According to an alert issued by the Cybersecurity and Infrastructure Security Agency (CISA), the loss of availability occurred on human-machine interfaces, data historians, and polling servers. The attack was limited to Windows-based systems and did not impact any programmable logic controllers responsible for directly reading and manipulating physical processes. Surprisingly, the victim organisation’s emergency response plan did not specifically refer to how it would cope with cyberattacks, but only threats to physical safety. The failure to segment operational technology (OT) and information technology (IT) networks was a critical factor in the attack. 

The most famous attack on a SCADA facility was the Stuxnet worm, which attacked an Iranian nuclear facility in 2010. The threat to infrastructure systems has prompted industrial and cybersecurity vendors to work more closely to create cybersecurity defences for power plant operators. Thales and GE Steam Power are to perform joint training for customers that operate power plants. 

Colonial Pipeline (2021)

More recently and even more severely in May 2021, a cyberattack linked to the DarkSide hacking group led to the closure of one of the US's largest gas pipelines, Colonial Pipeline. The attack brought home to companies and politicians at the highest levels of government the damage that a ransomware attack could cause. The attack forced Colonial Pipeline to close down all pipeline operations and freeze its IT systems. The high-profile cyberattack was caused by an exposed password on an employee’s VPN account, and this likely contributed to the increase in zero trust-related activity in the sector in the months after the attack. The magnitude of this breach alerted governments worldwide to the risks such an attack can bring to CNI.

Viasat (2022)

In February 2022, an attack on the KA-SAT network of a US satellite caused outages across central and eastern Europe. The attack also disconnected remote access to roughly 5,800 wind turbines across Germany. It is believed to be caused by AcidRain, a wiper malware that can erase vulnerable modems remotely. AcidRain is believed to be the seventh strain of wiper malware to target Ukraine since the onset of Russia’s invasion. This malware was discovered in March and is suspected to have been used by Russia’s military intelligence (the GRU) as it resembles other malware previously deployed by Russian-backed groups. To help remedy the attack, Viasat has sent almost 30,000 modems to distributors to bring customers back online.

GlobalData, the leading provider of industry intelligence, provided the underlying data, research, and analysis used to produce this article.   

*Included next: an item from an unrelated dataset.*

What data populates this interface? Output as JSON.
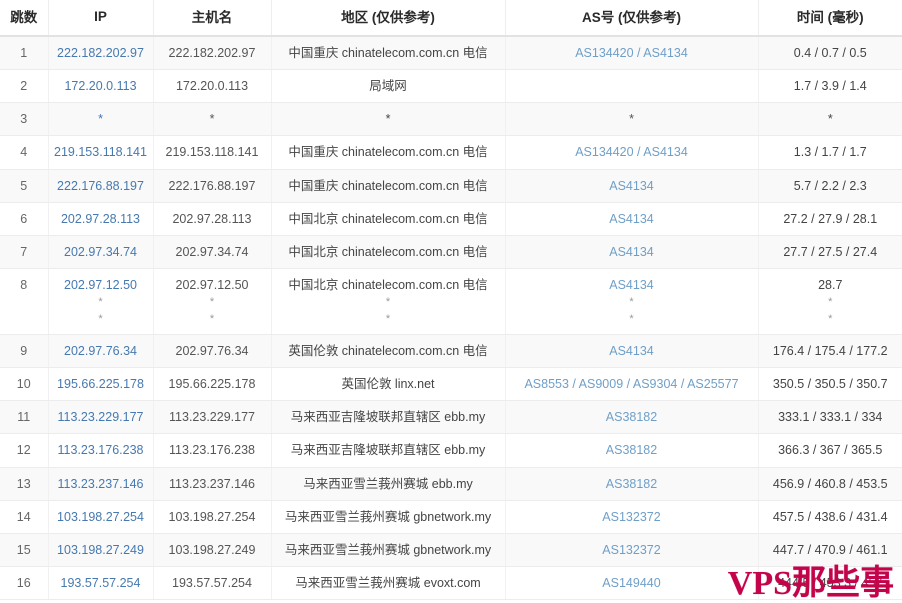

GlobalData’s Thematic Intelligence uses proprietary data, research, and analysis to provide a forward-looking perspective on the key themes that will shape the future of the world’s largest industries and the organisations within them.